BEGIN MATERIAL PROVIDED

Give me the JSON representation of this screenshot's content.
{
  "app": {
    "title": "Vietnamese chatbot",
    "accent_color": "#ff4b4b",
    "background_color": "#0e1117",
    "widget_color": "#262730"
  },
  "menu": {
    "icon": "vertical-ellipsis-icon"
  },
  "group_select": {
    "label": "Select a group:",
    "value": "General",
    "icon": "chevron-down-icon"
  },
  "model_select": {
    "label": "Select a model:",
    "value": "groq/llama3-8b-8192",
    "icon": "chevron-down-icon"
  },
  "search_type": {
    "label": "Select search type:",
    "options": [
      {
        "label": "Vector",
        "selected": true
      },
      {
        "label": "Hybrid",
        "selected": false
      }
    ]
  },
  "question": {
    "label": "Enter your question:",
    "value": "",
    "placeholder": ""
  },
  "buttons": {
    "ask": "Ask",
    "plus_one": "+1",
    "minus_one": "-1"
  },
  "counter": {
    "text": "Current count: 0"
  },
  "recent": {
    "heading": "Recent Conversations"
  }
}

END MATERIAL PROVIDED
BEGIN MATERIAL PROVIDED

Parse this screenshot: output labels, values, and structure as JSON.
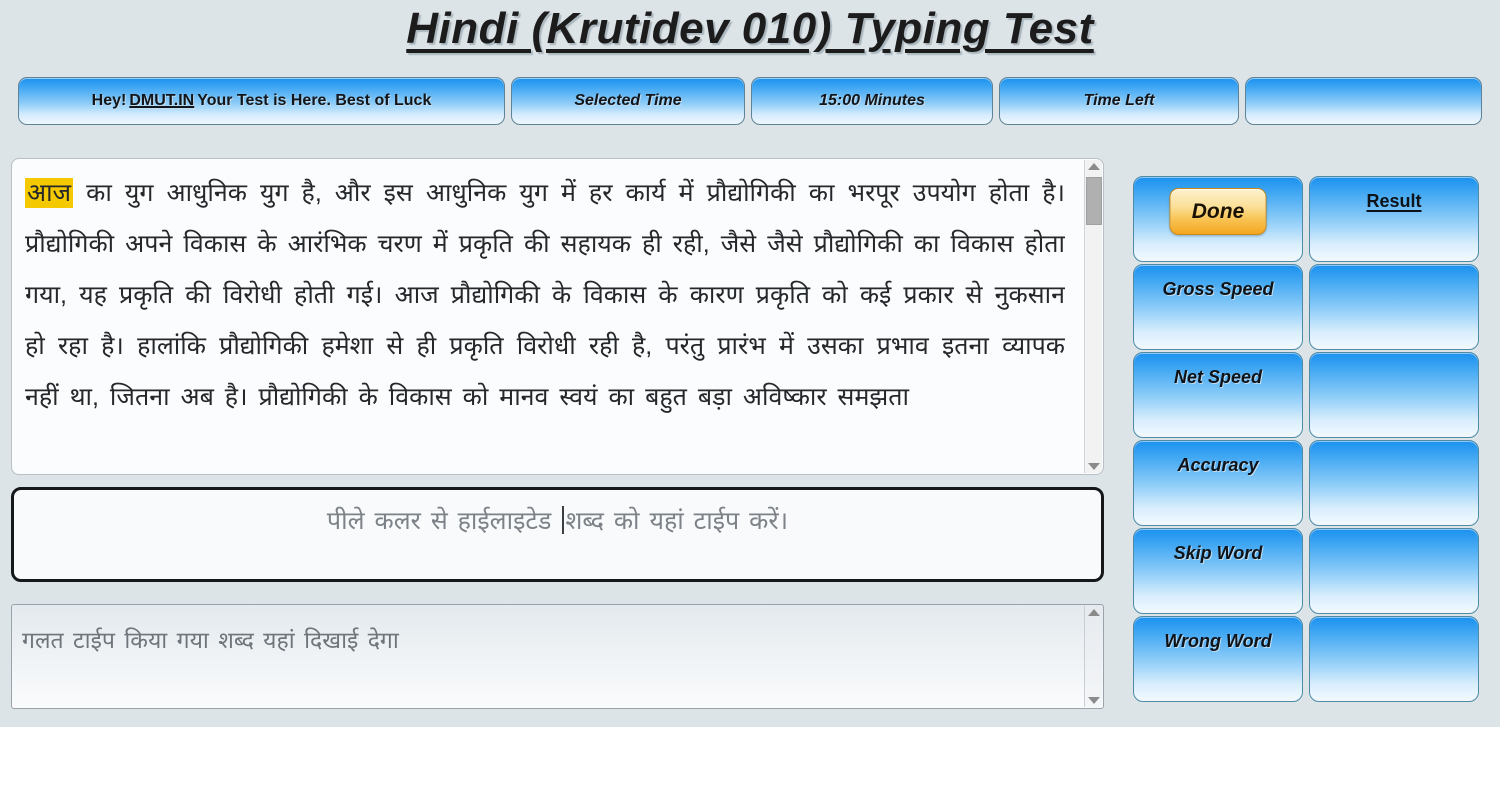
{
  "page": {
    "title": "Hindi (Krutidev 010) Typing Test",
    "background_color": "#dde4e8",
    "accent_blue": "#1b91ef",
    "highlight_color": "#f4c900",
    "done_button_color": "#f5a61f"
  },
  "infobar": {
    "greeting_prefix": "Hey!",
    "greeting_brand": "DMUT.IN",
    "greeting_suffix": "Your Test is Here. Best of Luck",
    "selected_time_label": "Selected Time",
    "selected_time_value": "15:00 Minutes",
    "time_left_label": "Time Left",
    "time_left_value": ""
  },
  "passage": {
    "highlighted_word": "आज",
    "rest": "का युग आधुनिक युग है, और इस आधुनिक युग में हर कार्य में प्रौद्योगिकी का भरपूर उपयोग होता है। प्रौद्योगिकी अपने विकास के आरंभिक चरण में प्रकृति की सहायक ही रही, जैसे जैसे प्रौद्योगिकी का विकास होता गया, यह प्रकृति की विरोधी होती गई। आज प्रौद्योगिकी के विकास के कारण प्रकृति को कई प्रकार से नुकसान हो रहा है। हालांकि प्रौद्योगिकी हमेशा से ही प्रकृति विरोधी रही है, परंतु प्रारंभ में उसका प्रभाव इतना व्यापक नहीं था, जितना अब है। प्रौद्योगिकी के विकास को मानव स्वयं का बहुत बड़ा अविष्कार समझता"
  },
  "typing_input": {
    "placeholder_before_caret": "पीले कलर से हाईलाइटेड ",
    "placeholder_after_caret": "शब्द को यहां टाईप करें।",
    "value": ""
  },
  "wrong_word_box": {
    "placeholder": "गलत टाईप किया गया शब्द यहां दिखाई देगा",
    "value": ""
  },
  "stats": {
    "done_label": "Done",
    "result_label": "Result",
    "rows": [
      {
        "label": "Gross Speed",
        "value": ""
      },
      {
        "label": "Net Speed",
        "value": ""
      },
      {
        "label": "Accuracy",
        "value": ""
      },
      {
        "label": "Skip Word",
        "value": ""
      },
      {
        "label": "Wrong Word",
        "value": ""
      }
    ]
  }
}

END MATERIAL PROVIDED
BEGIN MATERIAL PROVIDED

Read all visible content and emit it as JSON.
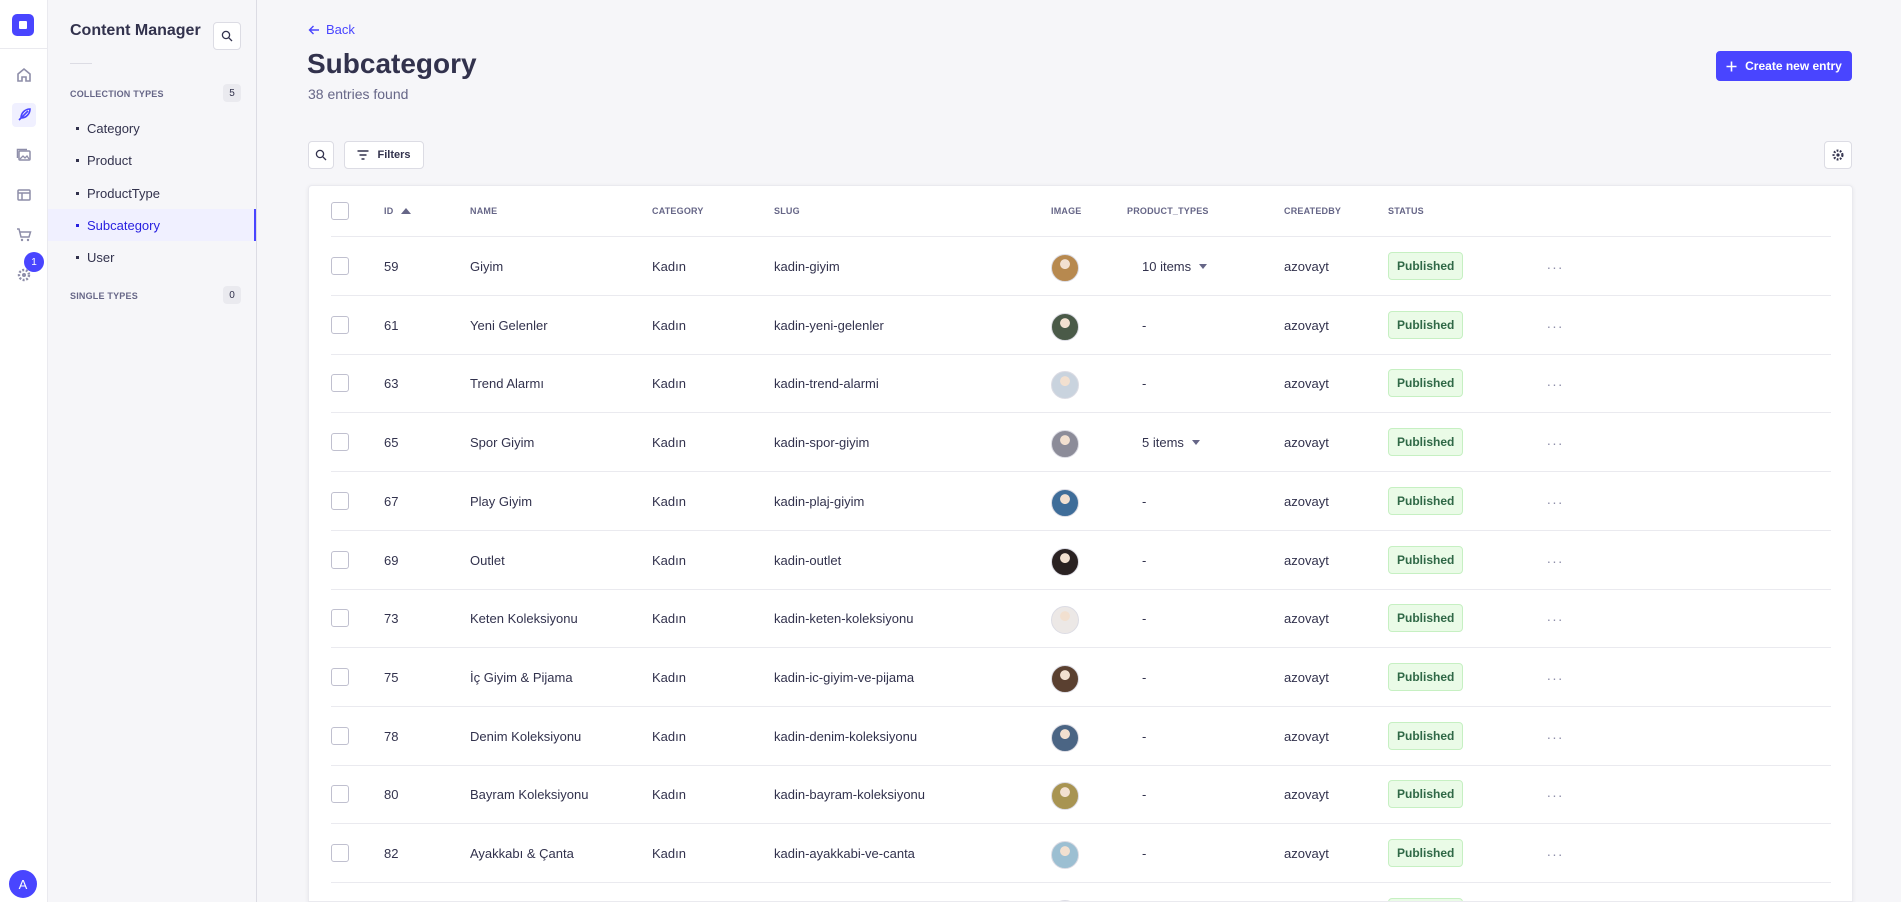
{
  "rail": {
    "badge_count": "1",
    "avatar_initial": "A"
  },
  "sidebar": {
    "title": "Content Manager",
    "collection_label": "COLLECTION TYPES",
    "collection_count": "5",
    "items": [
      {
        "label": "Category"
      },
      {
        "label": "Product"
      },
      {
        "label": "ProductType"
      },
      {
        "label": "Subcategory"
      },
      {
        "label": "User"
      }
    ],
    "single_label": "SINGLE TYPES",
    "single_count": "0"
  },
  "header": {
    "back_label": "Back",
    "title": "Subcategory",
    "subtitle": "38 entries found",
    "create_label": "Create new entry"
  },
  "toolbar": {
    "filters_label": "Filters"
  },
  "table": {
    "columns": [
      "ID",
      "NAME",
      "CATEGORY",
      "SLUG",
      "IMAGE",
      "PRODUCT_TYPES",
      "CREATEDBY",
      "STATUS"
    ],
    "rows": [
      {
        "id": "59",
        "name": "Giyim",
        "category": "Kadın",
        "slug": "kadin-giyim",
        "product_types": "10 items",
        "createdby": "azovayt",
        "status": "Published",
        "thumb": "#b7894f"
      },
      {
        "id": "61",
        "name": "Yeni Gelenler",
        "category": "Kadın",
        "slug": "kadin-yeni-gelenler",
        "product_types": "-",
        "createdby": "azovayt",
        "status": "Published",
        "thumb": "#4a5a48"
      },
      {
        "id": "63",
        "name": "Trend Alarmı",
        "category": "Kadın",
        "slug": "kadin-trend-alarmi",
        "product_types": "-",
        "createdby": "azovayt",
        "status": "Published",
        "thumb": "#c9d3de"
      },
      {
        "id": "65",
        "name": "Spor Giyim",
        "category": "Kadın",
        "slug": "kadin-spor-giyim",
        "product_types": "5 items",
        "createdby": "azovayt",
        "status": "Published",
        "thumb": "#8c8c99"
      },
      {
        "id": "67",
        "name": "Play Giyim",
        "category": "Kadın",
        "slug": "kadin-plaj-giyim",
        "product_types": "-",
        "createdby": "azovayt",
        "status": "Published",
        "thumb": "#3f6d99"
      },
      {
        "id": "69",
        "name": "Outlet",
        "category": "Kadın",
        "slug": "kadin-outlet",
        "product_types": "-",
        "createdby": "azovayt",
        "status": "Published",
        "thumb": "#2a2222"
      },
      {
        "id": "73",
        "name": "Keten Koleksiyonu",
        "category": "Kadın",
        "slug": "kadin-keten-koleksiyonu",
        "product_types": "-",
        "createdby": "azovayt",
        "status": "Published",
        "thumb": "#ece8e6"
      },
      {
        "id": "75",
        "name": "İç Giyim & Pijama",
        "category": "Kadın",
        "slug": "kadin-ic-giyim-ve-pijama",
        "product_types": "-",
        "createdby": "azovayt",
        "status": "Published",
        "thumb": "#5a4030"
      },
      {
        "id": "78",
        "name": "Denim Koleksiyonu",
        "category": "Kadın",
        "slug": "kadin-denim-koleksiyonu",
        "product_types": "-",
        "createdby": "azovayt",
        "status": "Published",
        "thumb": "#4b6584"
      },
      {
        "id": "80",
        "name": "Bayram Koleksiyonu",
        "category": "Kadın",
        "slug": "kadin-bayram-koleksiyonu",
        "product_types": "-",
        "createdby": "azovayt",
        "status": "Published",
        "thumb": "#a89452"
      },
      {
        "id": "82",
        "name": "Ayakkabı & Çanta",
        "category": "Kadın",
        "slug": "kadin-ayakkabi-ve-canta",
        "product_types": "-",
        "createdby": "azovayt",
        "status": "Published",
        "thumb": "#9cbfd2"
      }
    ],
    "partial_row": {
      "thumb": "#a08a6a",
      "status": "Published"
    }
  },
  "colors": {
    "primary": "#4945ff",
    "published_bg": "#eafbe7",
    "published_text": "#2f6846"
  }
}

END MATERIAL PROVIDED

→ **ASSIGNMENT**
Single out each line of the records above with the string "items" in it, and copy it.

→ **OUTPUT FOR THIS TASK**
    "items": [
        "product_types": "10 items",
        "product_types": "5 items",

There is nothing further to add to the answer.